Dispatch. Lydda Airport is a short film which takes place at the eponymous location sometime in the mid to late 1930's. Photographs and the brochure of the artist's project stazione, created for the 53rd Venice Biennale, 2009, will also be exhibited.
Alexander and Bonin is pleased to announce dispatch, Emily Jacir’s second one person exhibition at the gallery. The exhibition will present works from two recent projects, Lydda Airport and stazione.
Lydda Airport is a short film which takes place at the eponymous location sometime in the mid to late 1930’s. Built in 1936 by the British, Lydda Airport was an important stop along the “Empire Route” for their national airline, Imperial Airways. Until 1939 it was the world’s largest aerodrome. Central to the film’s narrative is Hannibal, one of eight planes which made up the Handley Page fleet; the largest passenger planes in the world at that time. Hannibal mysteriously disappeared in 1940 somewhere over the Gulf of Oman en route to Sharjah.
The film was also inspired by Edmond Tamari, a transport company employee from Jaffa, who received a communication that he should take a bouquet of flowers to Lydda Airport and wait for the arrival of Amelia Earhart in order to welcome her to Palestine. She never arrived. On July 11, 1948 Lydda Airport was captured by the Israeli Defense Forces and renamed Lod International Airport. In 1974 the airport was renamed Ben Gurion International Airport. Lydda Airport was commissioned by the Pick Laudati Fund for Arts Computing at Northwestern University where the artist was in residence in 2008. The installation also includes a sculpture developed by Jacir whilst editing the film at Civitella Ranieri.
Photographs and the brochure of the artist’s project stazione, created for the 53rd Venice Biennale, 2009, will also be exhibited. stazione was a public project which was to have been situated on each of the 24 vaporetti stops along route #1 of the water bus route, beginning at the Lido stop and ending at Piazzale Roma. Jacir translated the names of each station into Arabic and planned to place the Arabic translations on all the stops next to their Italian counterparts thereby creating a bilingual transportation route through the city. The Arabic inscriptions were meant to place each floating platform in direct dialogue with the surrounding architecture and urban design, thereby linking them with various elements of Venice's shared heritage with the Arab world. The realization of stazione was unexpectedly cancelled without explanation by Venetian municipal authorities.

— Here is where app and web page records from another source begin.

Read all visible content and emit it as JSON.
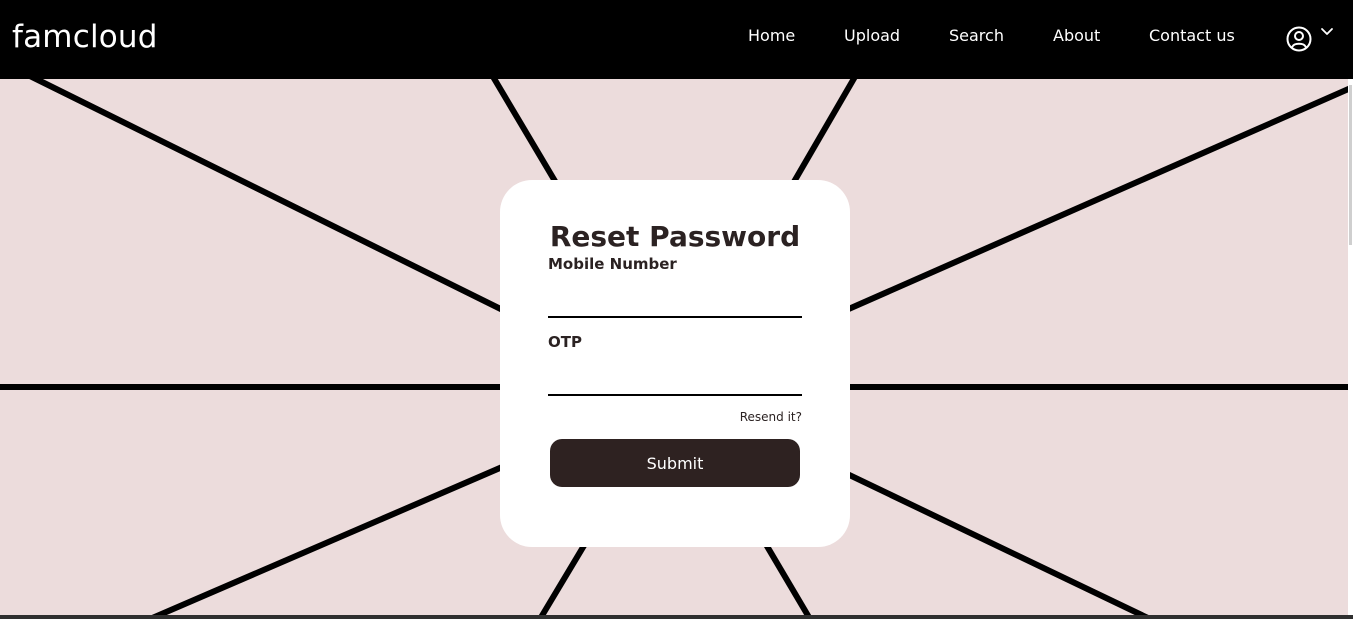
{
  "brand": {
    "name": "famcloud"
  },
  "nav": {
    "home": "Home",
    "upload": "Upload",
    "search": "Search",
    "about": "About",
    "contact": "Contact us"
  },
  "profile": {
    "icon": "user-circle-icon",
    "dropdown_icon": "chevron-down-icon"
  },
  "form": {
    "title": "Reset Password",
    "mobile_label": "Mobile Number",
    "mobile_value": "",
    "mobile_placeholder": "",
    "otp_label": "OTP",
    "otp_value": "",
    "otp_placeholder": "",
    "resend_label": "Resend it?",
    "submit_label": "Submit"
  },
  "colors": {
    "navbar": "#000000",
    "page_background": "#ecdcdc",
    "card_background": "#ffffff",
    "primary_text": "#2b2222",
    "button_background": "#2e2221"
  }
}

Emily Jacir lives and works in Ramallah and New York. Her work encompasses a diverse range of media and strategies including video, photography, social interventions, performance, writing and sound. She was awarded the Golden Lion for an artist under 40 at the 52nd Venice Biennale for her 2007 installation, Material for a film. This work was subsequently shown in Beirut under the auspices of Ashkal Alwan Home Works IV and at the Guggenheim Museum, New York in conjunction with Jacir’s receipt of the 2008 Hugo Boss Prize.
© Emily Jacir

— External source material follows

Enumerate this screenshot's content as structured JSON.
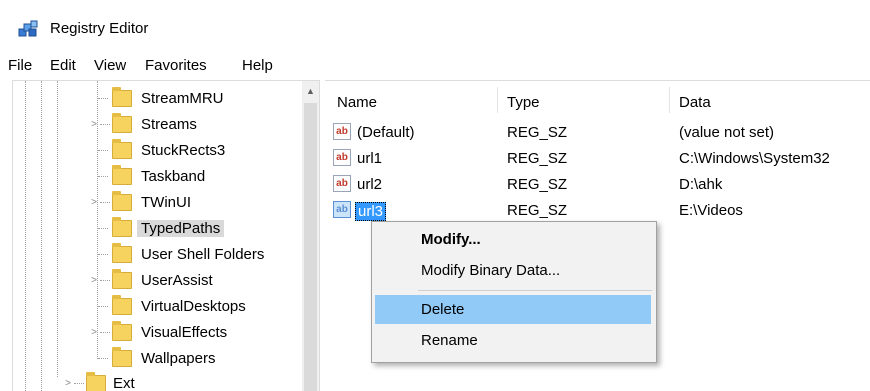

stazione (Rialto Mercato), 2009
digital c-print on aluminum
18 1/4 x 27 1/2 in / 46.4 x 70 cm
Opening 28 oct 6 pm
Alexander and Bonin
132 Tenth Avenue - New York
Tuesday – Saturday 10am – 6pm